It is no exaggeration to state that Professor Newell is the most prominent UK scholar in Italian politics: in many respects, with his work he has brought this discipline to the UK. For this reason, as the Executive Committee of the Italian Politics Specialist Group of the UK’s Political Studies Association, we were deeply surprised and dismayed by this decision and are petitioning for his reinstatement.
Since the 1990s Professor Newell has organised more than 30 international conferences, events and workshops on a wide range of topics, from changing representative politics to the role of organised crime, to populism and corruption. His academic production is truly impressive: over the last 25 years he has completed 5 monographs (two are forthcoming), 11 edited volumes, 44 journal articles and 48
The decision to dismiss Professor Newell has been justified by Salford University on the basis of arbitrarily set targets concerning the capture of research funding, and what was regarded as Newell’s insufficient contribution to the University’s desire to strengthen its links with business. Most importantly, he was dismissed in accordance with market-driven performance criteria introduced by the University, unilaterally, after his appointment as a professor, and applied retroactively. The dismissal of an internationally renowned scholar for these reasons speaks volumes about the level reached by processes of marketisation of higher education in the UK.
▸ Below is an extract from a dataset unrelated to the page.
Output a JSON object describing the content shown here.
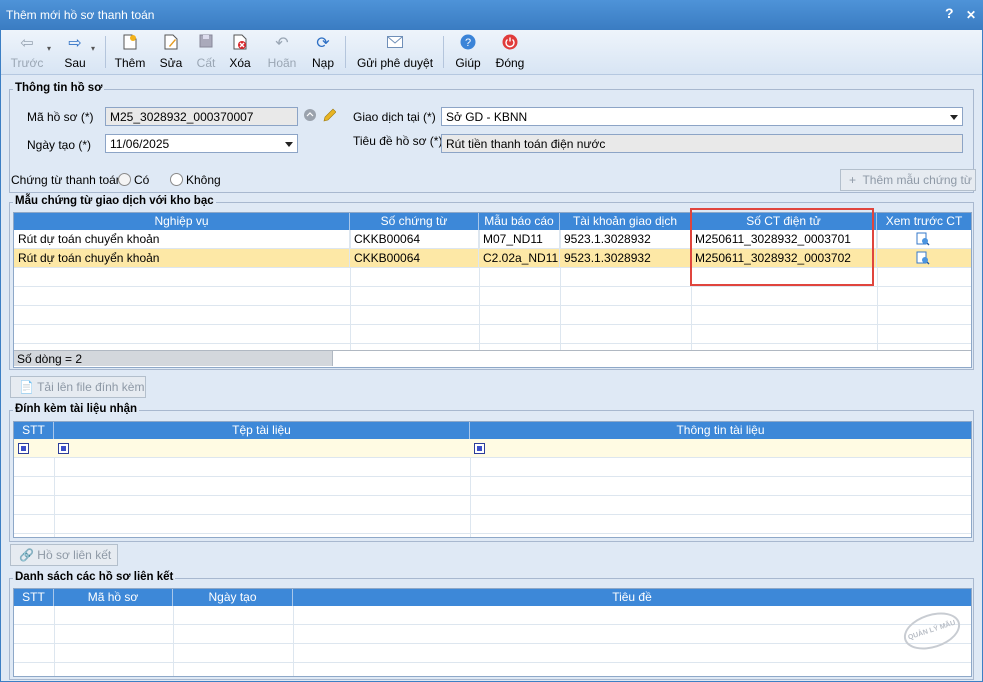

The duty of academics is to conduct good quality research and – importantly – teach and support their students. These are duties professor Newell has always taken very seriously throughout the years. There is no doubt that research grants can be useful to some, in some contexts; however, there are no guarantees that grant applications will be successful, especially now that all academics are constantly pressurised by their institutions to apply. Equally, not all research provides obvious and immediate ways for commercial exploitation, nor are academics trained to set up joint ventures with private corporations.
For all these reasons, we urge The University of Salford to reconsider their decision to dismiss Professor Newell, and think again about how this will impact negatively not only on him as an academic, but also on the University of Salford’s image and international reputation.
To this end, we started a petition in support of Professor Newell, asking the University of Salford’s VC to reinstate him. In a few days, the petition has been signed by over 4,000 academics (including many leading political/social scientists and not just Italian politics specialists) from all over the world. This is a clear testimony both to the reputation and respect that Professor Newell enjoys among the international academic community, and to the reckless decision made by the University of Salford.
The petition can be signed at this link: chn.ge/2Jase5D, and the debate can be followed also on Twitter @PSA_IPSG.
We have no intention of giving up – not just because Professor Newell is a core member of our group, but also because if something like this can happen to an academic of his standing, then it could happen to each and every one of us. And, most importantly, this is not the kind of HE environment any of us wish to be part of.
We hope that many of you will join us, signing and sharing the petition.
IPSG Executive Committee.